Transparency is not always enough.
Warning: This article contains graphic video content that may trigger or upset some readers.
In an apparent effort to ease tensions in the area, St. Louis police have released eyewitness video showing this week’s shooting death of a young African-American man killed by officers’ bullets.
Two St. Louis Metropolitan Police officers killed 25-year-old Kajieme Powell outside a local convenience store late Tuesday morning. According to St. Louis Public Radio, KMWU, Powell is believed to have stolen a packaged donut and energy drinks from the store just before his deadly confrontation with police.
Release of the footage comes as tensions continue to smolder in nearby Ferguson, Mo., where protests, sparked by the death of 18-year-old Michael Brown, have erupted nightly since Brown’s death on Aug. 9.
Brown, an African American, suffered six shots fired by Ferguson officer Darren Wilson, according to an autopsy report. He was unarmed when he died, a fact at the center of public unrest, which has spread across the United States over the past 12 days. Initial reaction to the video of Powell’s death indicate a heightened sensitivity to the use of deadly force by law enforcement.
St. Louis Police also released security camera video that appears to show Powell stealing merchandise from the store, as well as the 911 call reporting his alleged thefts and police dispatch recordings from before and after officers shot Powell.
The officers exit their SUV, guns drawn. Powell moves toward the officers saying, “Shoot me. Shoot me. Shoot me now, motherfucker.” He then looks back over his shoulder at bystanders, including the person who recorded the video, then changes course before moving at the officers once more. Within seconds after arriving on the scene, officers fired a total of 12 shots before Powell fell to the sidewalk, motionless.
Police and independent witnesses say Powell was carrying a knife at the time of his death, and used it to threaten the officers who killed him. Officials initially said Powell approached officers with the knife brandished in an “overhand grip.” Video footage of the incident, however, does not clearly show a weapon in Powell’s hands.
In response to the shooting death of Powell, St. Louis Police Chief Sam Dotson told KMWU that his department is cognizant of the widespread criticism of police action in Ferguson, and believes greater transparency can help stem further turmoil.

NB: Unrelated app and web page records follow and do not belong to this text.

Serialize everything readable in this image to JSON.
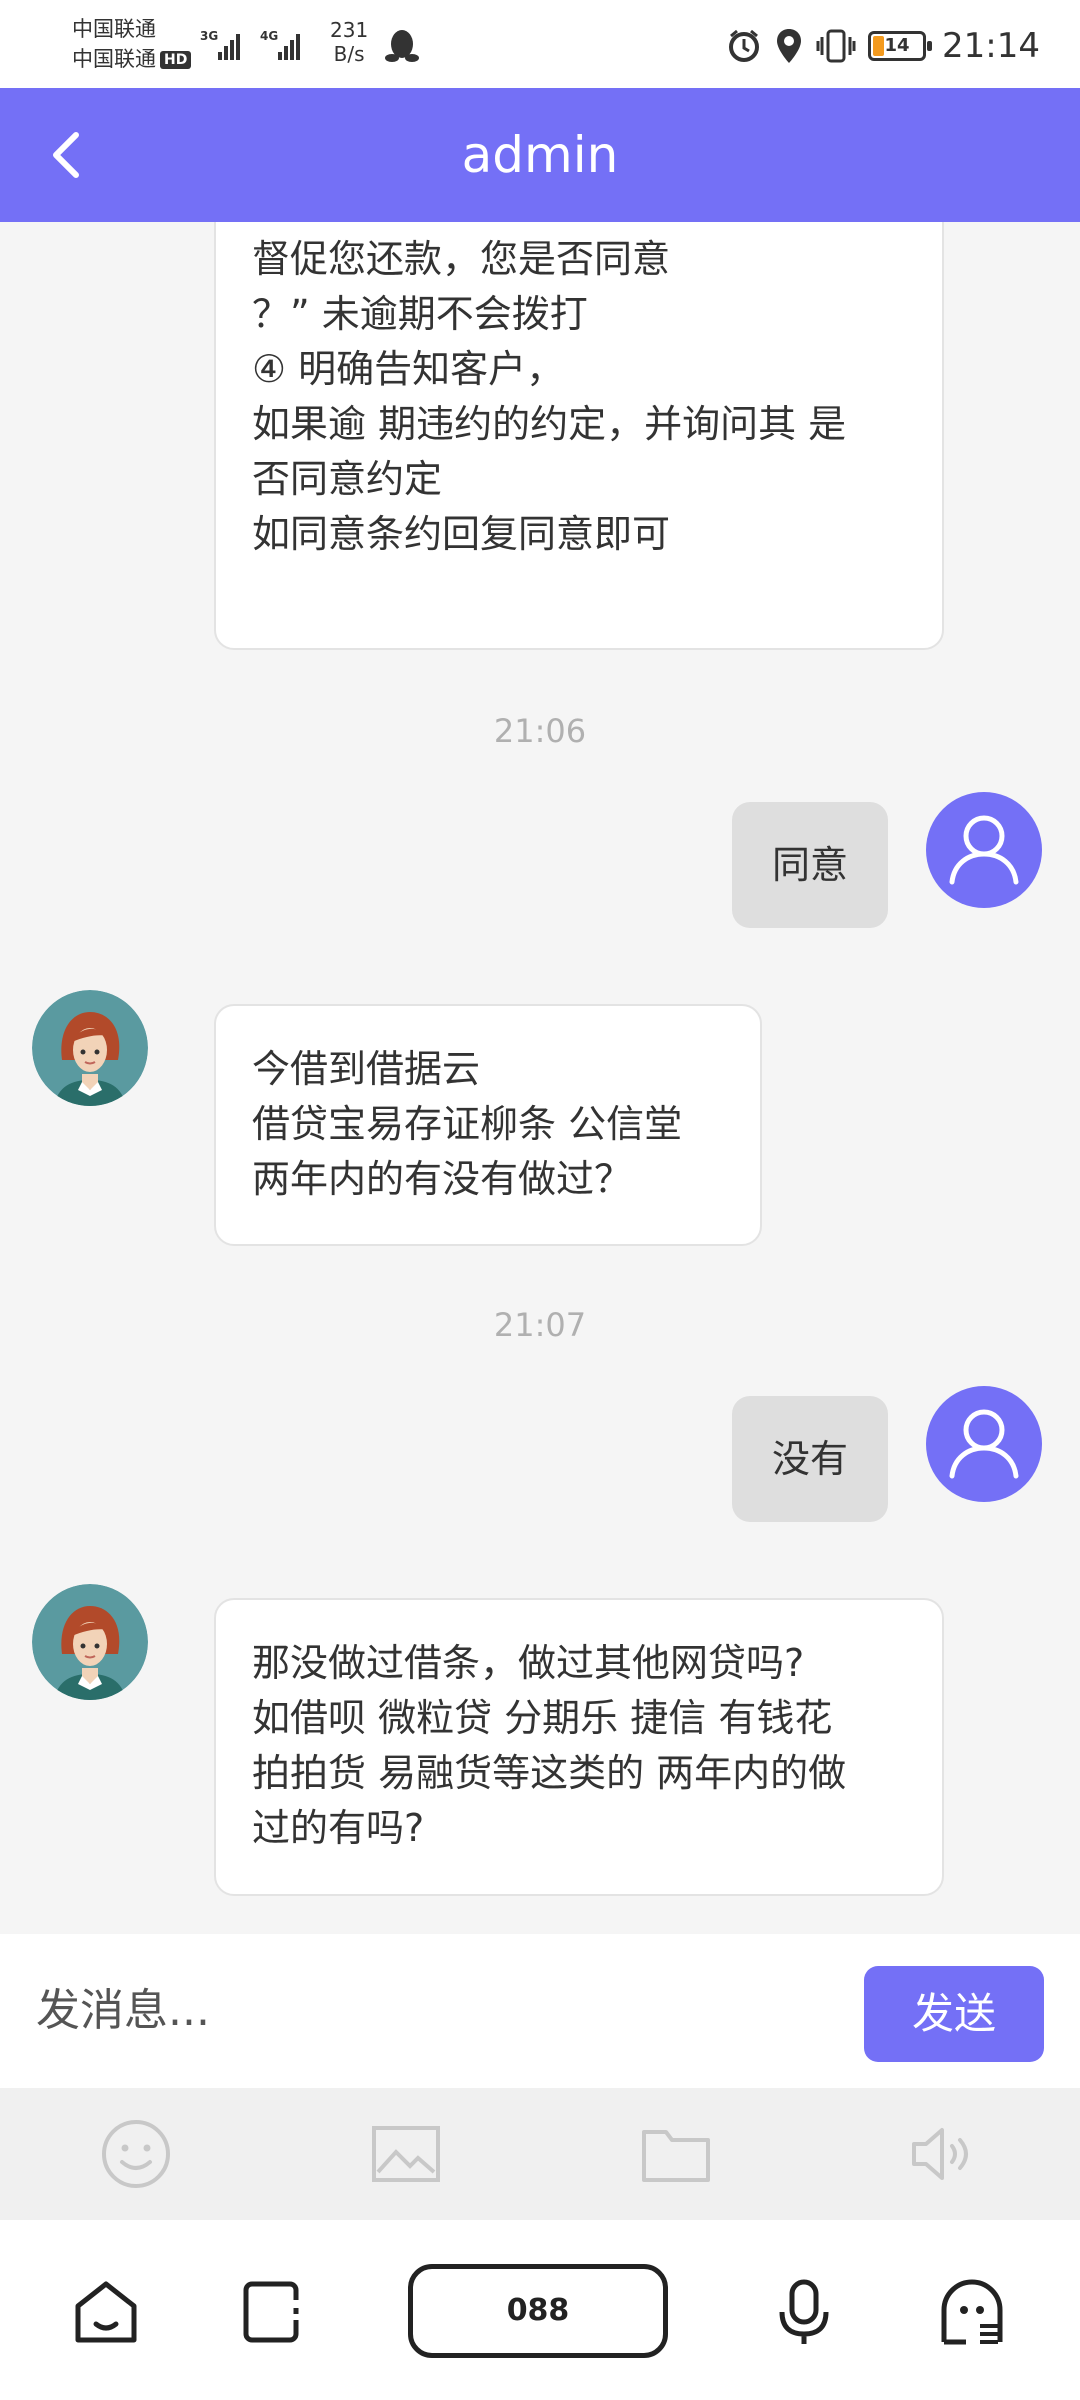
{
  "status_bar": {
    "carrier1": "中国联通",
    "carrier2": "中国联通",
    "hd": "HD",
    "net1": "3G",
    "net2": "4G",
    "speed_value": "231",
    "speed_unit": "B/s",
    "battery": "14",
    "time": "21:14"
  },
  "header": {
    "title": "admin",
    "back_icon": "chevron-left-icon"
  },
  "messages": [
    {
      "side": "left",
      "lines": [
        "督促您还款，您是否同意",
        "？” 未逾期不会拨打",
        "④ 明确告知客户，",
        "如果逾 期违约的约定，并询问其 是",
        "否同意约定",
        "如同意条约回复同意即可"
      ]
    },
    {
      "type": "timestamp",
      "text": "21:06"
    },
    {
      "side": "right",
      "text": "同意"
    },
    {
      "side": "left",
      "lines": [
        "今借到借据云",
        "借贷宝易存证柳条 公信堂",
        "两年内的有没有做过？"
      ]
    },
    {
      "type": "timestamp",
      "text": "21:07"
    },
    {
      "side": "right",
      "text": "没有"
    },
    {
      "side": "left",
      "lines": [
        "那没做过借条，做过其他网贷吗?",
        "如借呗 微粒贷 分期乐 捷信 有钱花",
        "拍拍货 易融货等这类的 两年内的做",
        "过的有吗?"
      ]
    }
  ],
  "input": {
    "placeholder": "发消息...",
    "send_label": "发送"
  },
  "toolbar": {
    "icons": [
      "emoji-icon",
      "image-icon",
      "folder-icon",
      "speaker-icon"
    ]
  },
  "system_nav": {
    "pill_label": "088",
    "icons": [
      "home-icon",
      "recents-icon",
      "mic-icon",
      "assistant-icon"
    ]
  },
  "colors": {
    "accent": "#7470f6",
    "background": "#f5f5f5",
    "bubble_right": "#dedede",
    "bubble_left": "#ffffff"
  }
}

“I don’t think any of us can deny that the tension not only in St. Louis but around the county and the world because of the activities in Ferguson over the last 10 or 12 days certainly has led to us making sure that we got this right and answered as many questions as we could as quickly as we can,” Dotson said.
Despite Dotson’s efforts, reactions to the video on social media echo the anti-police sentiment that has consumed the events in Ferguson, with many criticizing the officers for failing to use non-lethal weapons against Powell.
Wild animals are treated better than Kajieme Powell was. They get tranquilizer darts, keys, and prods.
— Nnnamdi Obodo (@yeahnnam21) August 21, 2014
Just saw the video of police shooting Powell like he was an animal. They got out with guns drawn ready to kill. Didn’t even think taser.
— Elizabeth (@Livingston442) August 21, 2014
watched the Kajieme Powell Shooting, that shit was uncalled for. there was no need to shoot that man. a taser would have worked just fine
— Siphiwo Nsibande (@S1ph1wo) August 21, 2014
— Phillip Kramer (@phillipkramer) August 21, 2014
They could have used a taser on Powell. Or those rubber bullets they used on Protesters. But no… they killed him. #Ferguson
— Angel Y. Currie (@AngelCurrieNC) August 21, 2014
In an interview with CNN’s Don Lemon and Chris Cuomo, Dotson argued that Tasers “aren’t 100 percent,” which could put police in greater danger.
“In a lethal situation,” he added, “they used lethal force.”
Photo via Ariane Middel/Flickr (CC BY 2.0)
Andrew Couts is the former editor of Layer 8, a section dedicated to the intersection of the Internet and the state—and the gaps in between. Prior to the Daily Dot, Couts served as features editor and features writer for Digital Trends, associate editor of TheWeek.com, and associate editor at Maxim magazine. When he’s not working, Couts can be found hiking with his German shepherds or blasting around on motorcycles.